The tutorial system also offers the sustained commitment of one or more senior academics – as college tutors – to each student’s progress. It helps students to grow in confidence, to develop their skills in analysis and persuasive argument, and to flourish as independent learners and thinkers.
The benefits of the college system
- Every Oxford student is a member of a college. The college system is at the heart of the Oxford experience, giving students the benefits of belonging to both a large and internationally renowned university and a much smaller, interdisciplinary, college community.

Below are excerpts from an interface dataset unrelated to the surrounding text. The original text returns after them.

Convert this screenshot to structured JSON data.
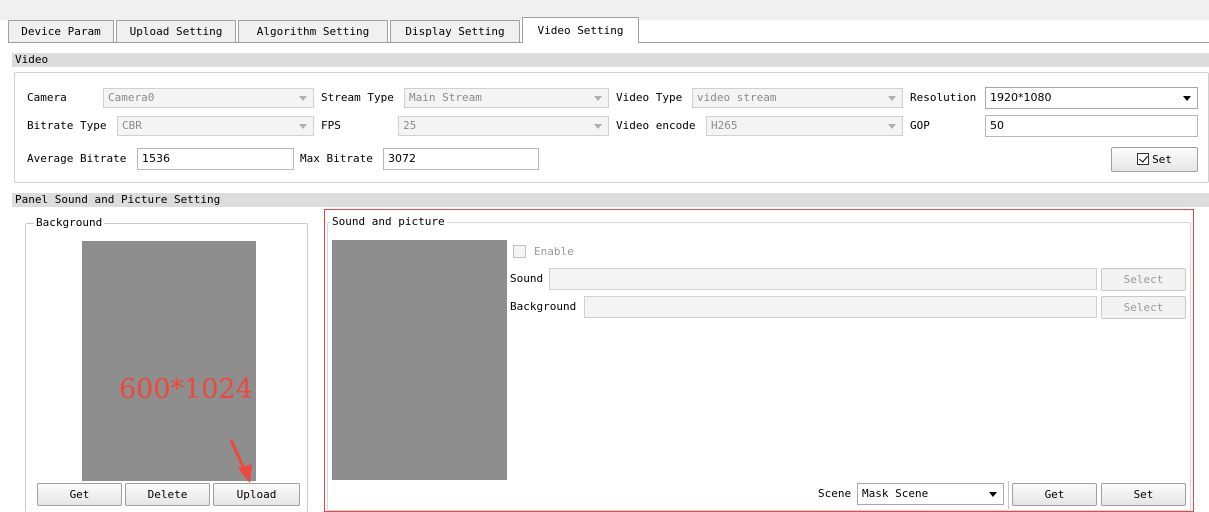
{
  "tabs": [
    {
      "label": "Device Param"
    },
    {
      "label": "Upload Setting"
    },
    {
      "label": "Algorithm Setting"
    },
    {
      "label": "Display Setting"
    },
    {
      "label": "Video Setting",
      "active": true
    }
  ],
  "video": {
    "section_title": "Video",
    "camera": {
      "label": "Camera",
      "value": "Camera0"
    },
    "stream_type": {
      "label": "Stream Type",
      "value": "Main Stream"
    },
    "video_type": {
      "label": "Video Type",
      "value": "video stream"
    },
    "resolution": {
      "label": "Resolution",
      "value": "1920*1080"
    },
    "bitrate_type": {
      "label": "Bitrate Type",
      "value": "CBR"
    },
    "fps": {
      "label": "FPS",
      "value": "25"
    },
    "video_encode": {
      "label": "Video encode",
      "value": "H265"
    },
    "gop": {
      "label": "GOP",
      "value": "50"
    },
    "average_bitrate": {
      "label": "Average Bitrate",
      "value": "1536"
    },
    "max_bitrate": {
      "label": "Max Bitrate",
      "value": "3072"
    },
    "set_label": "Set"
  },
  "panel": {
    "section_title": "Panel Sound and Picture Setting",
    "background_group": {
      "title": "Background",
      "size_text": "600*1024",
      "get_label": "Get",
      "delete_label": "Delete",
      "upload_label": "Upload"
    },
    "sound_group": {
      "title": "Sound and picture",
      "enable_label": "Enable",
      "sound_label": "Sound",
      "sound_value": "",
      "background_label": "Background",
      "background_value": "",
      "select_label": "Select",
      "scene_label": "Scene",
      "scene_value": "Mask Scene",
      "get_label": "Get",
      "set_label": "Set"
    }
  },
  "colors": {
    "highlight_border": "#e84545",
    "annotation_red": "#f0463c",
    "preview_gray": "#8e8e8e"
  }
}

- Each college brings together academics, undergraduate and postgraduate students, and college staff. The college gives its members the chance to be part of a close and friendly community made up of both leading academics and students from different subjects, year groups, cultures and countries. The relatively small size of each college means that it is easy to make friends and contribute to college life. There is a sense of belonging, which can be harder to achieve in a larger setting, and a supportive environment for study and all sorts of other activities.
- Colleges organise tutorial teaching for their undergraduates, and one or more college tutors will oversee and guide each student’s progress throughout his or her career at Oxford. The college system fosters a sense of community between tutors and students, and among students themselves, allowing for close and supportive personal attention to each student’s academic development.
It is the norm that undergraduates live in college accommodation in their first year, and in many cases they will continue to be accommodated by their college for the majority or the entire duration of their course. Colleges invest heavily in providing an extensive range of services for their students, and as well as accommodation colleges provide food, library and IT resources, sports facilities and clubs, drama and music, social spaces and societies, access to travel or project grants, and extensive welfare support. For students the college often becomes the hub of their social, sporting and cultural life.